The Iraq War has of course had ramifications far beyond the Middle East. It sparked an intense debate about American power and legitimacy. This debate will be a centerpiece of the 2008 election and the first post-9/11, post-Bush national security agenda. There is wide concern about the sharp decline of U.S. authority-even those Iraq hawks who showed the most confidence about American purpose and the greatest disdain for global consensus now admit that legitimacy is important.

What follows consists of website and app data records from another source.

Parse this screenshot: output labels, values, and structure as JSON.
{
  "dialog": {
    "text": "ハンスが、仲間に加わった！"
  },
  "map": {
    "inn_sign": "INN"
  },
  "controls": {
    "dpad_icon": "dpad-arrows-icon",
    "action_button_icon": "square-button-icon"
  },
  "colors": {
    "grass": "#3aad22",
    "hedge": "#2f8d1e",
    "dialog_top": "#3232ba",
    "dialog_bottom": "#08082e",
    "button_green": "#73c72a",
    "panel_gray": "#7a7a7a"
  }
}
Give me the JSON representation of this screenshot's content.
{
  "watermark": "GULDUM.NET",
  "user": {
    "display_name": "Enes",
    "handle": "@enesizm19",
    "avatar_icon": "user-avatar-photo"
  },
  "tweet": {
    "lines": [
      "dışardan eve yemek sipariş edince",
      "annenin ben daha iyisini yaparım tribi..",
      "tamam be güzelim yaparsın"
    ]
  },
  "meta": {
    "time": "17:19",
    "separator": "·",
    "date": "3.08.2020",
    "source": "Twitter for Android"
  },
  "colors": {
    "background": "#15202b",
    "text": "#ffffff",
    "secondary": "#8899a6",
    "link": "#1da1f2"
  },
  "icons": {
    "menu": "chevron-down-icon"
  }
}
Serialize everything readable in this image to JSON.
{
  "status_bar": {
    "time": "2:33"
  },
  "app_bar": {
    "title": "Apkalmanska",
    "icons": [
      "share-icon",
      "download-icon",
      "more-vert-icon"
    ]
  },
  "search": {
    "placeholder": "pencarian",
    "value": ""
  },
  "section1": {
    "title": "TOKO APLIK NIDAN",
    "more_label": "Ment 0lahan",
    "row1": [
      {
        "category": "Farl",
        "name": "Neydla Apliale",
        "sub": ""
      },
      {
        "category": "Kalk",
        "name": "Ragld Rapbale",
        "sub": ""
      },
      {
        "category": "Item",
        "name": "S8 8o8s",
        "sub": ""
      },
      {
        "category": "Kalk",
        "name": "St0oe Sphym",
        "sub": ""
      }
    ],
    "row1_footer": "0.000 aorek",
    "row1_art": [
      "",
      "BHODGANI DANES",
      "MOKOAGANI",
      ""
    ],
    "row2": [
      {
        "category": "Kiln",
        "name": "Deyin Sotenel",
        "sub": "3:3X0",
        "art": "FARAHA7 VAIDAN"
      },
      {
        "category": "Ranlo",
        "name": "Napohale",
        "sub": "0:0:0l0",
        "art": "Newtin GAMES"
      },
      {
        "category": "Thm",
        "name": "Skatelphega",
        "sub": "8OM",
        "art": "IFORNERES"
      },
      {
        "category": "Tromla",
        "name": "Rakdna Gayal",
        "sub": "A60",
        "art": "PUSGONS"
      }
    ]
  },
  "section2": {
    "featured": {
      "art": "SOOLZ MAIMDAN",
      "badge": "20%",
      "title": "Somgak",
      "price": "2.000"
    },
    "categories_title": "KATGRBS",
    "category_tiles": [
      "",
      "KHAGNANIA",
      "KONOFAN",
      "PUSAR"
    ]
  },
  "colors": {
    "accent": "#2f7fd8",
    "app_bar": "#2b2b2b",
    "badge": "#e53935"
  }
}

At a minimum, this means more emphasis on diplomacy. But it also means greater focus on the architecture of global governance and the role and effectiveness of the United Nations-subjects much discussed during the Clinton years but then pushed aside. This debate could not come at a better time. The UN plays a larger role than ever before in addressing the world's problems, but it remains deeply dysfunctional and at odds with its most important member, the United States.
The U.S.-UN relationship has never been an easy one. Its history is one of struggles, political grandstanding and genuine crises, from the first Soviet veto to the "non-aligned" anti-Americanism of the 1970s to the fights over peacekeeping and reform in the 1990s. Though an American creation, the UN has never been well understood, or even respected, in Washington circles. Dean Acheson once called the position of UN ambassador a "ridiculous job", and one of its most effective occupants, Daniel Patrick Moynihan, famously referred to the UN as a "dangerous place." To many American policymakers, the maneuverings in New York often seem bizarre-the intensity of UN debates is inversely proportional to its real-world importance. Like Washington's beltway, UN life on First Avenue exists in its own bubble. Writing more than forty years ago, the historian Arthur Schlesinger, Jr., captured this disconnect best: "To outsiders the UN often seemed a vast and picturesque form of make-believe, whose excitement bore little connection with serious issues; but to those who lived every day in the all-enveloping UN environment, it became the ultimate reality."
During the past few years this "ultimate reality" has been harder to dismiss. Historians will likely look back at the period between the Iraq wars as a decisive one for the institution and the U.S. approach toward it. This was an era when the greatest hopes and criticisms about the UN reached a fever pitch. For many, one man embodied these dreams and nightmares: Kofi Annan.Essay Types: Essay